◆ **Task goal**: From the entries below, return every line that includes the word "dzēšanas".

---- Given records

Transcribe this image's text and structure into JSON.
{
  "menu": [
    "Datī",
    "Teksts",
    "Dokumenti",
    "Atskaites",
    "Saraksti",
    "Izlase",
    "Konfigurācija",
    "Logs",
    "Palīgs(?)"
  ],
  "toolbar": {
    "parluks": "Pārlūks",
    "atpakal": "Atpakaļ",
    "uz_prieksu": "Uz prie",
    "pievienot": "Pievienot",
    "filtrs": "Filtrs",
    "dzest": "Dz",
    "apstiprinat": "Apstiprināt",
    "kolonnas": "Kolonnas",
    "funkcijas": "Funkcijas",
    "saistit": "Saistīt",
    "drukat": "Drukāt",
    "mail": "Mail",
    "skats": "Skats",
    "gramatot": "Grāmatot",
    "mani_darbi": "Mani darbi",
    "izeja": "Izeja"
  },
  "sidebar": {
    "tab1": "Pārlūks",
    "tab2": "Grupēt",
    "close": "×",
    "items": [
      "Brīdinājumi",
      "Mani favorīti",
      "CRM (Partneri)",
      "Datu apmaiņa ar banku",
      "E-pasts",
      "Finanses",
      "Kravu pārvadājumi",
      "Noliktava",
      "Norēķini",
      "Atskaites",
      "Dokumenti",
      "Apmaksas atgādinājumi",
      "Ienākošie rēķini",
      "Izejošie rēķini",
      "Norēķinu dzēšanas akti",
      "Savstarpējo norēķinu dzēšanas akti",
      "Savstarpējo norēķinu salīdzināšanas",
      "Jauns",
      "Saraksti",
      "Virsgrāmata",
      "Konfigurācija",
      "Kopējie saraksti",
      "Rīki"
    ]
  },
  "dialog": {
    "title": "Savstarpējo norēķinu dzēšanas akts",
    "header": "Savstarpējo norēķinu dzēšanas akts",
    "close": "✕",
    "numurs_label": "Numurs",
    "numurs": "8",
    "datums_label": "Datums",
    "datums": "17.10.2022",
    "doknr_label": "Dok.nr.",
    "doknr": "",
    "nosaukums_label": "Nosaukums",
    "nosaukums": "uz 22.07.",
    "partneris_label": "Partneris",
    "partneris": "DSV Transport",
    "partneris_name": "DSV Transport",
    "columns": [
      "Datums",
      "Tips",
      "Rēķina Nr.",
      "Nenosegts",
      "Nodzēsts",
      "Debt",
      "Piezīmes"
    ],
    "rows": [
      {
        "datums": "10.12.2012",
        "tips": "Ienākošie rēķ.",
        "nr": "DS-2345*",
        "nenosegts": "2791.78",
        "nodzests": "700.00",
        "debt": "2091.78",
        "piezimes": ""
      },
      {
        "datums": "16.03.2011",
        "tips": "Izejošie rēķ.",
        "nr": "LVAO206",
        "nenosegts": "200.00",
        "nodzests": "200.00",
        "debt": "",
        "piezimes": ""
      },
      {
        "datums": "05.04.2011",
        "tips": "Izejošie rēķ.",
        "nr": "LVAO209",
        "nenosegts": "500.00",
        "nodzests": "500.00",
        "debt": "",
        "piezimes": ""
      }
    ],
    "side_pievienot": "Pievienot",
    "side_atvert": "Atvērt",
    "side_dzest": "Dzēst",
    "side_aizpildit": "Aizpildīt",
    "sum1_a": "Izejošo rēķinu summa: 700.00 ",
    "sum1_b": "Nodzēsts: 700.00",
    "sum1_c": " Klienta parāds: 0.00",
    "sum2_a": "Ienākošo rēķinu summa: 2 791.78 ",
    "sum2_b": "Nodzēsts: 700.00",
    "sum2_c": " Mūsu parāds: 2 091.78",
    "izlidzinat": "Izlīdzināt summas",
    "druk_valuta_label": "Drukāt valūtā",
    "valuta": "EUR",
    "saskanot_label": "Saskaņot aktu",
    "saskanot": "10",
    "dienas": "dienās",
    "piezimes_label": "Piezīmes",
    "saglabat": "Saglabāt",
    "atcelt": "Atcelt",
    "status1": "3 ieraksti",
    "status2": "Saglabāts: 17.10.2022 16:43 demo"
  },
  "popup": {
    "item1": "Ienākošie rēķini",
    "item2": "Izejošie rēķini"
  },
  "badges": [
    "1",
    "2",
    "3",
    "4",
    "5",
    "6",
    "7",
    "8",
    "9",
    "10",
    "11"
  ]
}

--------

◆ **Answer section**:
      "Norēķinu dzēšanas akti",
      "Savstarpējo norēķinu dzēšanas akti",
    "title": "Savstarpējo norēķinu dzēšanas akts",
    "header": "Savstarpējo norēķinu dzēšanas akts",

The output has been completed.